This is by way of a nice story. A fellow artist got in touch to tell me she had made a painting from one of my blog entries. It's this one here and I was delighted. Her name is Stefania Vignotto who lives in Thailand and her paintings are at Fine Art America. But the story isn't finished. Stefania wanted to send me a quality print, but there was difficulty that day in getting the right container. Stefania cycled all around and found a tiny post office where a helpful woman said she would make a bespoke package. So the woman made a double envelope then tied the package up with the string her mother uses for home made sweets that she sells in her shop. Duly mailed out, the painting reached me a week later, safe and sound. After I unwrapped it, Otis the cat descended on the string and adopted it as a toy. It was a joyful sequence. Since the painting will now hang in a place of importance, I will recall the story when I pass it. Stefania saw something in my photograph and added her interpretation to create something wonderful. But I liked the story of container and wrapping so much that they became, for me, part of the object. In Jungian psychology, the container provides a protective covering. The persona, for example, is a necessary container that protects the inner self - but problems arise when we confuse the two. Patina as container is something different. Over time, covering and the covered are organically fused. In my case, the container is patina and provenance. Even if I consider the painting alone, I doubt I'll be able to separate my thoughts of painting, container and journey.

Tuesday, July 29, 2014

Representation in the Lived Space of the City

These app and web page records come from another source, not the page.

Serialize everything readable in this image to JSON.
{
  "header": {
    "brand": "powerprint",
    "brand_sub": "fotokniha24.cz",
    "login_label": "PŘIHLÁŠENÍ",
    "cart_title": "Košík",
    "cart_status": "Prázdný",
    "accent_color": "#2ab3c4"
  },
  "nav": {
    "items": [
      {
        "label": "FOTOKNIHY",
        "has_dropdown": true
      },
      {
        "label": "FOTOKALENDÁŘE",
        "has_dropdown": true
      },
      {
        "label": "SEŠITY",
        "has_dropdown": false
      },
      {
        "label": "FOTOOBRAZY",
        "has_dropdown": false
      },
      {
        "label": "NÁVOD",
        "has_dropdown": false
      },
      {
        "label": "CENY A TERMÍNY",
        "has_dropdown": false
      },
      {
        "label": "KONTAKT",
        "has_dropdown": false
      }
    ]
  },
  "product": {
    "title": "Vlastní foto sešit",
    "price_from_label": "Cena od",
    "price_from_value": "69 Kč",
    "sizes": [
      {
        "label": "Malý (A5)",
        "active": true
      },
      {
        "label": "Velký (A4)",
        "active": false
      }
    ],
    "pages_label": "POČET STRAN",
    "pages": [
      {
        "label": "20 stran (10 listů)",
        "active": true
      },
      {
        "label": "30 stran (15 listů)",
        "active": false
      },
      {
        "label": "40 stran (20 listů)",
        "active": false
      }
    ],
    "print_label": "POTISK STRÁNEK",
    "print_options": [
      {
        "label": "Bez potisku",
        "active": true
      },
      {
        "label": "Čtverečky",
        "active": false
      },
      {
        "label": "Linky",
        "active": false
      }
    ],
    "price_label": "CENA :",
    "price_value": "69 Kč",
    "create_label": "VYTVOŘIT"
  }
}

There are so many things happening in this shot, but I hardly recall I took it. Maybe I composed it, but I don't think so. Street poles arranged themselves and no less than three arrows aligned. Some objects seem to echo each other. And of course we shouldn't neglect the football boy in the mural. What's he pointing at? I know this was before midday, but what is that crowd outside the church? It may have been a funeral, despite the informal dress. I am critical and I'm not content to see a space without looking for a representation of space. This is more than a collection of angles and buildings and street furniture and it's so much more than things in a frame. On one level it's a lived space, but it's more than one single space. We need to recognise the political space of the city otherwise we live an illusion. I mentioned time but is there time in this photograph? We can stare and stare but we won't see time. We see movement, we see shape and we even recognise change but we can never see time. Henri Lefebvre notes that the tree leaves rings as a mark of time and this time is physically inscribed in natural space. If we look we can easily see the time of the tree, but the city hides time. Moreover, time is concealed within the frame of the photograph, which is a fragment of space. I do know the actual time of day of the photo of course - it's 10:16 am. The shutter speed - the fragment of time - is 1/250th of  a second. That occupies a technological space completely hidden from the people within this photograph.